# Directions for this task
In the data that follows, every line containing the word "JSON" should be returned.

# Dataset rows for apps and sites
■ ■ ■ ■ ■

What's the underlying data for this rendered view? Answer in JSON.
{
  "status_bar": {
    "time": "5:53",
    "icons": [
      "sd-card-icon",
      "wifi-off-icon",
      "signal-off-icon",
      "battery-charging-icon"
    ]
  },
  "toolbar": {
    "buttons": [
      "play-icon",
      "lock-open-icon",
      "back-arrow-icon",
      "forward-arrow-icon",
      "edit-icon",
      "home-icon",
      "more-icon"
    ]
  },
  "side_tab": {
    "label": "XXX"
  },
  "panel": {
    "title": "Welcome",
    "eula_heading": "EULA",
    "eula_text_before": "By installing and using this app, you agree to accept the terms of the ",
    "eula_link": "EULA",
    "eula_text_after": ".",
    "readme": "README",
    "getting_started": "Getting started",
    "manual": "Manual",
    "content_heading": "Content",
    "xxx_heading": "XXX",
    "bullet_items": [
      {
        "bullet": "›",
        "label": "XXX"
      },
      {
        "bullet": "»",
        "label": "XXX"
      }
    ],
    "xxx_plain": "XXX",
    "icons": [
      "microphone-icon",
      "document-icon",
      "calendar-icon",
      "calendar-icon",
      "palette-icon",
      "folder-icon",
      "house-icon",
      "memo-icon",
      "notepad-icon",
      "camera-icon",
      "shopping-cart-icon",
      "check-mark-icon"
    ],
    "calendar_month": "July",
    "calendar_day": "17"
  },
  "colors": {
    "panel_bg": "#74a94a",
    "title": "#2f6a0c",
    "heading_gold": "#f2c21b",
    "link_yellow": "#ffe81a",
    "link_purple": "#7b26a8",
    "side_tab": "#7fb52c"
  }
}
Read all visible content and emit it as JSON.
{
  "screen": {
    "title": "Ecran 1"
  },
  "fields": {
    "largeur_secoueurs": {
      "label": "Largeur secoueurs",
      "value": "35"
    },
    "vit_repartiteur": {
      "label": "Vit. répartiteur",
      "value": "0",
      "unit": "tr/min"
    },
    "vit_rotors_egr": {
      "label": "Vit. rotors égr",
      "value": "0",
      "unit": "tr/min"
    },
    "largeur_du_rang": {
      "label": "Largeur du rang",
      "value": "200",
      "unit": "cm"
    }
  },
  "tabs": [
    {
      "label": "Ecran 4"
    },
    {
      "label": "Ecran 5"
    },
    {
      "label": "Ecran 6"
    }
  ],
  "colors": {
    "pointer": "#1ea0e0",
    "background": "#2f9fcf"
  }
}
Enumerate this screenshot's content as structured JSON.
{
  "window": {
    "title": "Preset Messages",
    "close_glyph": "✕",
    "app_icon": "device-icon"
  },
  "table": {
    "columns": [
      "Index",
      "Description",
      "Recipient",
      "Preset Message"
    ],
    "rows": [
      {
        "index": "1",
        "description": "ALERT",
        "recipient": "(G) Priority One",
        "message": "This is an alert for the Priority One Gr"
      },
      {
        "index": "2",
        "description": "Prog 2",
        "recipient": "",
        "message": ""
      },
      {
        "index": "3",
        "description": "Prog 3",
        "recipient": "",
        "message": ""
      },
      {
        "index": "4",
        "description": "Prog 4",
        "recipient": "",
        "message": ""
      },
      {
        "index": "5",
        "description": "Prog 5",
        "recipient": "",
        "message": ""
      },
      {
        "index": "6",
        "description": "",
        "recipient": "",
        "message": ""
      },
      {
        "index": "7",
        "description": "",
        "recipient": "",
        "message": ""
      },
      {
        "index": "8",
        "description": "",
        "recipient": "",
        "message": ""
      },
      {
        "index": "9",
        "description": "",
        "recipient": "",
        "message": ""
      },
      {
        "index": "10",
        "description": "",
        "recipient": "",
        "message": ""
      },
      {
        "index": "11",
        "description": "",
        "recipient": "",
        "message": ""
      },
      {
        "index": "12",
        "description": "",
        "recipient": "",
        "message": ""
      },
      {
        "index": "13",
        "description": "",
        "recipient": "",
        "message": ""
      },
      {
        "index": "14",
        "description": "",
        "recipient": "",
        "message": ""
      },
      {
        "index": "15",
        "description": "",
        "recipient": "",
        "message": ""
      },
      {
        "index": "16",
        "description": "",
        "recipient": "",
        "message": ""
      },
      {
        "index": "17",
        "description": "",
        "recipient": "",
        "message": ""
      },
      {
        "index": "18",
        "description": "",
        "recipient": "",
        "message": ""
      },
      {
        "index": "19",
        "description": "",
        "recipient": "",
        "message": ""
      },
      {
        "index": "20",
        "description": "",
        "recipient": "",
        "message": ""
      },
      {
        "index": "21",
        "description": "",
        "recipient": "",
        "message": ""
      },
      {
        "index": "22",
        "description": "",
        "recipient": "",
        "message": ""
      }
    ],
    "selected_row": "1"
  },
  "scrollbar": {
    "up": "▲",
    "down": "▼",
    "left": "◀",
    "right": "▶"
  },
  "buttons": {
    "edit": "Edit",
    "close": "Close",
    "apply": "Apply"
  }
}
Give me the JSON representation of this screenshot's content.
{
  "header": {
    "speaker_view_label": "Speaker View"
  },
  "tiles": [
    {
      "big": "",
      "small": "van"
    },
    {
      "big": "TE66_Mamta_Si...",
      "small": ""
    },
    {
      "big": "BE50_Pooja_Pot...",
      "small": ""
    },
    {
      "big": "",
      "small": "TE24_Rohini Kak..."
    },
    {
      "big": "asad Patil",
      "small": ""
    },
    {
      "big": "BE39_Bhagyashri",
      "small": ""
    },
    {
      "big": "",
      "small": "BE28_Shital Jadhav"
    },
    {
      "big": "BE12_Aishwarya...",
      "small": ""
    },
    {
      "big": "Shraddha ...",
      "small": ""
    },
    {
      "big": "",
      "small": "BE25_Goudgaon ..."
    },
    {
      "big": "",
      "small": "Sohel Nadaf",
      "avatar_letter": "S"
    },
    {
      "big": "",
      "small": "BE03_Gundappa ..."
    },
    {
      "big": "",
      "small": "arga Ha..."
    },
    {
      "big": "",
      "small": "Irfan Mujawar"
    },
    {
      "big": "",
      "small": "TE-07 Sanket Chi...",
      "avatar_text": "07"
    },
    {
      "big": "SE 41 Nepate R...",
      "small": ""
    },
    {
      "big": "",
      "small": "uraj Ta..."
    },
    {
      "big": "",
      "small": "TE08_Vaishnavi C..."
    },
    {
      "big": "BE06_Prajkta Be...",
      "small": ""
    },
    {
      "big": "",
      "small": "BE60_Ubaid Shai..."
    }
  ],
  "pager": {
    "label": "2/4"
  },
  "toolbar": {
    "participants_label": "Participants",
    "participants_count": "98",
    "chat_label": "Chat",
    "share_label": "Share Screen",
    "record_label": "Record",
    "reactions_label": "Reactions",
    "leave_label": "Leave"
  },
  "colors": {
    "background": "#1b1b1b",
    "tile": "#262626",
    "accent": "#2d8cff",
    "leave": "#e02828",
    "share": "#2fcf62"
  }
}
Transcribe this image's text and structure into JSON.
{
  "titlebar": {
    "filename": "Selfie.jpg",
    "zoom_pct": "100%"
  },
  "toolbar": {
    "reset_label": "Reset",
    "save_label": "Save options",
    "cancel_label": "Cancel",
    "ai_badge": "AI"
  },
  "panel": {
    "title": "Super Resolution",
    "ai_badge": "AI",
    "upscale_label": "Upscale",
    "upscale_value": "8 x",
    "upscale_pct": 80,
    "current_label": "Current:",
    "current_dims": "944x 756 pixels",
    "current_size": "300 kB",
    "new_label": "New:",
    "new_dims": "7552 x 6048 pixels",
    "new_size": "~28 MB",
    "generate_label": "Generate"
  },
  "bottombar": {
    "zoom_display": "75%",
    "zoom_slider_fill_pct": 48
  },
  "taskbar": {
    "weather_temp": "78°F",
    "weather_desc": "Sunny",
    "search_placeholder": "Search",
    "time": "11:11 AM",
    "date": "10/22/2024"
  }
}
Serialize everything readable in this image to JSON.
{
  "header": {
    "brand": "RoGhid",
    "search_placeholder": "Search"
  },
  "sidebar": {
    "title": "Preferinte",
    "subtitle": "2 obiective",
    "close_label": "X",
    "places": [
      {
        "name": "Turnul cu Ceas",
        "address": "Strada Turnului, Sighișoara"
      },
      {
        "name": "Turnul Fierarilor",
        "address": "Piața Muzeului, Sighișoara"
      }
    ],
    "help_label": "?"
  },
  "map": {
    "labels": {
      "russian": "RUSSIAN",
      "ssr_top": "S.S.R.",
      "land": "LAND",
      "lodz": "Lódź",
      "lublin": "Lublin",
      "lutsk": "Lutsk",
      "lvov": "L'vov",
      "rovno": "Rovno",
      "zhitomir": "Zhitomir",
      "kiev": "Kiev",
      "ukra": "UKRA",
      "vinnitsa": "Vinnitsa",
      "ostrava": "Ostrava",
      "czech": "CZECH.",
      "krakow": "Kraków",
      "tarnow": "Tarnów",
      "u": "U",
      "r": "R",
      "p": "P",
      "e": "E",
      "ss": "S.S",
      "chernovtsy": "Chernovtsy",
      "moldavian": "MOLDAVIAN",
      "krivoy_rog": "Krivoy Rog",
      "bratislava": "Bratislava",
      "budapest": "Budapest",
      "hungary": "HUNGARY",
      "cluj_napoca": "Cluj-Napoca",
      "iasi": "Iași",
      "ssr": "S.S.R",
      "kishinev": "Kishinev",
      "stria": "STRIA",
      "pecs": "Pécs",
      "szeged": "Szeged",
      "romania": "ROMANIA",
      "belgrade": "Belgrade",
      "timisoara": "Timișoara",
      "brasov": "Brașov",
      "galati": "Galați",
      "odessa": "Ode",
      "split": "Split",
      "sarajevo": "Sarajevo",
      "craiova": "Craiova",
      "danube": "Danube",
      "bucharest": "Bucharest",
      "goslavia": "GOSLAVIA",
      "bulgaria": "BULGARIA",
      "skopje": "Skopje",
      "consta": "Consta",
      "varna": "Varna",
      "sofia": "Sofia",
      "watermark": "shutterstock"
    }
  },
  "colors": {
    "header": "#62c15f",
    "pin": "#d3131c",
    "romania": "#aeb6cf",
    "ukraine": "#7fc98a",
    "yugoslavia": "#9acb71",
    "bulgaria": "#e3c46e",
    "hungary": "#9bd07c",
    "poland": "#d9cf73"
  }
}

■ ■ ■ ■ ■

# Final answer
What's the underlying data for this rendered view? Answer in JSON.
Read all visible content and emit it as JSON.
Enumerate this screenshot's content as structured JSON.
Give me the JSON representation of this screenshot's content.
Transcribe this image's text and structure into JSON.
Serialize everything readable in this image to JSON.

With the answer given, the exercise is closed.